WHAT THE EXERCISE ASKS:
Copy every line from the data below in which the string "merged" can be found.

┌────────

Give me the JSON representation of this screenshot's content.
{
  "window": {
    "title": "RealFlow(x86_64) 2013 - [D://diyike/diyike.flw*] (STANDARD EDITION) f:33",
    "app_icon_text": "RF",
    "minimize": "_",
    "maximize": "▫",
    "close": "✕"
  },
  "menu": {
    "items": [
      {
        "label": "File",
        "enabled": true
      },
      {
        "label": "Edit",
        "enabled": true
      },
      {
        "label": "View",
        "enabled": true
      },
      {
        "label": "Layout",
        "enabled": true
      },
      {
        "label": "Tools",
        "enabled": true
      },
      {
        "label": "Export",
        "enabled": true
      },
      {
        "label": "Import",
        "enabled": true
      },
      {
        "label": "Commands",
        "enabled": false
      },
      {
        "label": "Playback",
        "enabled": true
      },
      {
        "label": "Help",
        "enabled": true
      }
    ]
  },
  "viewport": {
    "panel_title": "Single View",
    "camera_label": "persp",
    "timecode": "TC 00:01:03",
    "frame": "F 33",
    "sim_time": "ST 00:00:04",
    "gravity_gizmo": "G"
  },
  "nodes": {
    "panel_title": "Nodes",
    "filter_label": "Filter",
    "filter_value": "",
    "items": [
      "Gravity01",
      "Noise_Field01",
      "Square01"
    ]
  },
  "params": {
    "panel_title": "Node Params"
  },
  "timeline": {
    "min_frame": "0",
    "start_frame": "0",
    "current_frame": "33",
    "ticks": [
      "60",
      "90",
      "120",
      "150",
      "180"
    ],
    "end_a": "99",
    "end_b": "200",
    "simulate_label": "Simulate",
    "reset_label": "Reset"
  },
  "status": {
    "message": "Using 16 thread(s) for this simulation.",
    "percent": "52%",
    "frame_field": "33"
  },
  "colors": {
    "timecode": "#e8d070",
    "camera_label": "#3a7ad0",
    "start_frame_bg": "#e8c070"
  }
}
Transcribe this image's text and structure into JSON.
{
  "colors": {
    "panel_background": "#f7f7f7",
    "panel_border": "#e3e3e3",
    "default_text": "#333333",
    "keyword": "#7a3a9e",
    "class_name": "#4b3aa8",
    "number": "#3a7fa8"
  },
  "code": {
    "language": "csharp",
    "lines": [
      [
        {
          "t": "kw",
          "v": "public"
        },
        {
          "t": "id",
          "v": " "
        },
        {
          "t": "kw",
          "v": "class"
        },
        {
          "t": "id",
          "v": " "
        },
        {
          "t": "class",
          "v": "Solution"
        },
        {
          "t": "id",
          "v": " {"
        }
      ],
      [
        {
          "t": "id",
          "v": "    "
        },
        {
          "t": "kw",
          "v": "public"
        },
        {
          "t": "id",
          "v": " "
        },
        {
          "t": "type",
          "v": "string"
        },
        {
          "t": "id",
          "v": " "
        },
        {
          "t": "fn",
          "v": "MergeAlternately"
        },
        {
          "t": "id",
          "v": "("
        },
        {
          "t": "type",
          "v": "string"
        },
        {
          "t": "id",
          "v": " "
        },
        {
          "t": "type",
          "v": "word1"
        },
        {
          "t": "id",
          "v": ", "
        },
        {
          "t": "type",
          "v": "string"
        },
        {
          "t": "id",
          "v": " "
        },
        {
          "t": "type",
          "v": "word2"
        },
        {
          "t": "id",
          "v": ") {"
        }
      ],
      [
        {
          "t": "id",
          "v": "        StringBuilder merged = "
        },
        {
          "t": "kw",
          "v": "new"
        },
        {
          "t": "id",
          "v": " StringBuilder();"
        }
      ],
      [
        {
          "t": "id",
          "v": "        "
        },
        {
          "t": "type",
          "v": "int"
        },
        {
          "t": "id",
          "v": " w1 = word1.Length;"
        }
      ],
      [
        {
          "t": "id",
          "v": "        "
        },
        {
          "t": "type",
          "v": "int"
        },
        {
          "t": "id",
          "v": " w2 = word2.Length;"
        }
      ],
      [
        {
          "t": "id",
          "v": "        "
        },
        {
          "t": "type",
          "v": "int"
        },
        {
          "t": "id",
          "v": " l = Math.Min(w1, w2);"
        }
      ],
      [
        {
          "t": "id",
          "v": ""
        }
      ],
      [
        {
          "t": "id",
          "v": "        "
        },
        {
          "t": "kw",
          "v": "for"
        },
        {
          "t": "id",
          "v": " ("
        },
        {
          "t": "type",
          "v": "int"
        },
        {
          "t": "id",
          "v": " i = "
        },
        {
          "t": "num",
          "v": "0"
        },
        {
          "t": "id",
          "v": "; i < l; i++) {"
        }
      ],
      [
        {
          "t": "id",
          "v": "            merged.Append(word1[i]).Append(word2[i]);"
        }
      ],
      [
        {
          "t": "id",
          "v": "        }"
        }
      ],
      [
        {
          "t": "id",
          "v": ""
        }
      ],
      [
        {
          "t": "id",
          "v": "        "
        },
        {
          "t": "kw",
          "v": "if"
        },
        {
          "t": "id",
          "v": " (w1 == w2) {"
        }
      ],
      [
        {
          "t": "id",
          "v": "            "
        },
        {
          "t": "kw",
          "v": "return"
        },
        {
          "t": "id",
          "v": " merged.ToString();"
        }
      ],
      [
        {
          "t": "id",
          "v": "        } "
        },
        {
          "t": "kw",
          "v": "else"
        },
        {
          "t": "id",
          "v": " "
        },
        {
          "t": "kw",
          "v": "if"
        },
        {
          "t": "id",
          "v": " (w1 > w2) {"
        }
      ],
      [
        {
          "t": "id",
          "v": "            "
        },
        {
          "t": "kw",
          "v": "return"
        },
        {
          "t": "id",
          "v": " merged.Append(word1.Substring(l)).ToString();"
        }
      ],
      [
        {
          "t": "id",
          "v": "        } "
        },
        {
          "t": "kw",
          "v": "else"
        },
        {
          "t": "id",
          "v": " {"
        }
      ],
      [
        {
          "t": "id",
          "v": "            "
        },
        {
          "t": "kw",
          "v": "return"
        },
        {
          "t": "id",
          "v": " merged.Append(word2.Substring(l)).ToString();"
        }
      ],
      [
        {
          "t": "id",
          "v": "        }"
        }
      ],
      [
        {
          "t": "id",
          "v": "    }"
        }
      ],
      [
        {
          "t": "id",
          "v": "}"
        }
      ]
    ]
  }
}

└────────

RESPONSE TO THE TASK:
          "v": "        StringBuilder merged = "
          "v": "            merged.Append(word1[i]).Append(word2[i]);"
          "v": " merged.ToString();"
          "v": " merged.Append(word1.Substring(l)).ToString();"
          "v": " merged.Append(word2.Substring(l)).ToString();"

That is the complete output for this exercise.